Eight is Enough ran from 1977 to 1981 on the ABC Network. It was one of the most popular family shows of the ‘70s, and for good reason. The show may have been a little corny at times, but that was a big part of its popularity. Eight is Enough: The Complete Second Season has just been released on DVD, and I was surprised at just how well the series holds up all these years later.
The big change from the first season to the second season was the loss of Diana Hyland as mother Joan Braden. She only appeared in the first four episodes of the series, then left after being diagnosed with breast cancer. She died just 12 days after the airing of the first episode. Obviously nobody could see this coming, and it must have been difficult for the series to find its feet without her. Hyland was written out of the remaining nine episodes of the first season, and as the second season opens, father Tom Braden (Dick Van Patten) is presented as a widower.
The title Eight is Enough refers to the Braden family’s eight children. They are, in order of age, David (Grant Goodeve), Mary (Lani O’Grady), Joanie (Laurie Walters), Susan (Susan Richardson), Nancy (Dianne Kay), Elizabeth (Connie Needham), Tommy (Willie Ames), and Nicholas (Adam Rich). The series was modeled on the book Eight is Enough, written by the syndicated newspaper columnist Tom Braden. In the program, Tom Braden writes for the fictitious Sacramento Register, and the family lives in Sacramento, CA.
As the second season opens, Tommy breaks his leg playing football, and is tutored by Abby Abbot (Betty Buckley). Tom and Abby begin dating, and quickly fall in love. During the two-part “Children of the Groom” episodes, they get married, but face a number of obstacles on their way to the altar. The marriage comes about midway into the season, and from there on out, Abby is officially part of the family.
As the season progresses, there are plenty of family situations that Tom and Abby are faced with. Each program generally has a number of plots and subplots going on, typically involving the children, and their trials and tribulations in growing up. One of the reasons that I think Eight is Enough had such a broad appeal was in the fact that the various events involved realistic situations with a large family.

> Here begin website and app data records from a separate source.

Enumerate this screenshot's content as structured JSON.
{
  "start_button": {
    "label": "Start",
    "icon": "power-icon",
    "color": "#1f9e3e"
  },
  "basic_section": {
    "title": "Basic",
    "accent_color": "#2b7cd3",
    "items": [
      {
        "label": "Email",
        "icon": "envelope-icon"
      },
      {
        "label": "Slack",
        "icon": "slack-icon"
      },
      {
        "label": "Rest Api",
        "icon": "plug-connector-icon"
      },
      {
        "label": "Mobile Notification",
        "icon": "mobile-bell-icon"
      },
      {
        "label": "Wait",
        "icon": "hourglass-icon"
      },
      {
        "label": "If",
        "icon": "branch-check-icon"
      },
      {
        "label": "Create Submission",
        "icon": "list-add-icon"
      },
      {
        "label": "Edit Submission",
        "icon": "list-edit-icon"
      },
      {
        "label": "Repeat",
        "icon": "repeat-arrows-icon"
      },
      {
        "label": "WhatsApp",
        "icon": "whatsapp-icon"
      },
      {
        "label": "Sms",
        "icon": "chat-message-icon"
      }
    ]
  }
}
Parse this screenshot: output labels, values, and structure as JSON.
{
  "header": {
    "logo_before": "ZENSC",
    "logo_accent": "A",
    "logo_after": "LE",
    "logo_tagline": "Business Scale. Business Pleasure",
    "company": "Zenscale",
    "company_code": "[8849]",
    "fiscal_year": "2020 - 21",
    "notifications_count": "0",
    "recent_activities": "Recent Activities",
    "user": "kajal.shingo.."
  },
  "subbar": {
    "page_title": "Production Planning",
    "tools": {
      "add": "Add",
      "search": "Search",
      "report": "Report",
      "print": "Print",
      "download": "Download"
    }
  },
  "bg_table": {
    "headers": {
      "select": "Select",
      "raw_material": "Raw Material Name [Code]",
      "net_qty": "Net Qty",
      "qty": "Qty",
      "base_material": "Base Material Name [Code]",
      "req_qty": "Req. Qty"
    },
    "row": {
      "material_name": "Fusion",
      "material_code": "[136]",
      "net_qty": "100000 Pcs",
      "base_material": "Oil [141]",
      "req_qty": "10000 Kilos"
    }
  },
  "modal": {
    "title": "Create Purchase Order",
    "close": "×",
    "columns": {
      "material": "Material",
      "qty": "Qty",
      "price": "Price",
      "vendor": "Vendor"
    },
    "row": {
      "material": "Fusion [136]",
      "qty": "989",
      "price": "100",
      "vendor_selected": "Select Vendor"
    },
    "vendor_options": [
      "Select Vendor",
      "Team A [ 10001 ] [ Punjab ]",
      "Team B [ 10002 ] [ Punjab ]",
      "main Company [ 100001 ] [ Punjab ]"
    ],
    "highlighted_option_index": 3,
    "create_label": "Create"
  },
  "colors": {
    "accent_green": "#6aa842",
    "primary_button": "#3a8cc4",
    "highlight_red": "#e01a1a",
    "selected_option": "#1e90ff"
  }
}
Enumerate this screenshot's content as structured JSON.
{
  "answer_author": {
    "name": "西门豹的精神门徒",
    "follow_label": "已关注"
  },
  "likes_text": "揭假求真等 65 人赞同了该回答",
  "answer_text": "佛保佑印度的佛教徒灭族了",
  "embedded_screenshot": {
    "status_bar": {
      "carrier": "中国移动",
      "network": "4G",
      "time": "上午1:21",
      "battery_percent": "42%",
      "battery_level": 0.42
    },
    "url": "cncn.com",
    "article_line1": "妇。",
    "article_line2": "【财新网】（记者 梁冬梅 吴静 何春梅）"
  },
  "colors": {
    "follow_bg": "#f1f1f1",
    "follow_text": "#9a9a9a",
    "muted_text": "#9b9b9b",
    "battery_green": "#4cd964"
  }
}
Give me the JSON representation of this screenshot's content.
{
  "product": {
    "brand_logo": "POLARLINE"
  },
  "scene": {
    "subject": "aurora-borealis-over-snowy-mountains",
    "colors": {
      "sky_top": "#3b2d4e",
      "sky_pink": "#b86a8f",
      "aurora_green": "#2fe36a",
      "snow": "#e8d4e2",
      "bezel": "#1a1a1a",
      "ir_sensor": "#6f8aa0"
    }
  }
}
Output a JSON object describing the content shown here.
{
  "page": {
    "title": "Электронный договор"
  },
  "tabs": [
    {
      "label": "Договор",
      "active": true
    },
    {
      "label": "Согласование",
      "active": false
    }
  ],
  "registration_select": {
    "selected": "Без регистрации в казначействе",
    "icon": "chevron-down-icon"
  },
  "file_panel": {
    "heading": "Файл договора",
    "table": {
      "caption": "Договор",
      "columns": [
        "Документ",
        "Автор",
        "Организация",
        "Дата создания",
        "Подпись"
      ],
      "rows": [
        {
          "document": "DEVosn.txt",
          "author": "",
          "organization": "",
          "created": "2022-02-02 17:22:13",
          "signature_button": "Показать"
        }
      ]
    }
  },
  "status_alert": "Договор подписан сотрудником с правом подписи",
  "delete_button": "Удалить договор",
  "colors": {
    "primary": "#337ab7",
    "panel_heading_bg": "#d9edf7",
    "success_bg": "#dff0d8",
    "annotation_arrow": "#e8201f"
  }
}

With the children ranging in age from eight (Nicholas), to 22 (David), there are a wide variety of problems for Tom and Abby to try and solve.
Shortly after “Children of the Groom” came the two-part Christmas episode “Yes Nicholas, there is a Santa Claus.” Although the loss of Joan was addressed somewhat in the marriage episodes, the family really faces up to it during these Christmas programs. This is one of those rare instances where art really did imitate life, as I imagine the cast were all heartbroken over the real-life loss of Diana Hyland.
Warner Archive have just released Eight is Enough: The Complete Second Season as a two-volume DVD set. Volume one contains four DVDs, and volume two is a three-DVD set. The seven DVDs hold all 26 episodes of the season, which originally aired from September 1977 to June 1978. There are no extra features on the set, just the programs, which have been remastered and look surprisingly good considering their age.
Along with Family, Eight is Enough was one of the definitive late ‘70s family series, and it holds up very well. I had not seen these shows in decades, and the concerns that are brought up are still surprisingly relevant in many ways. This is a nice look back at one of the better programs of that era.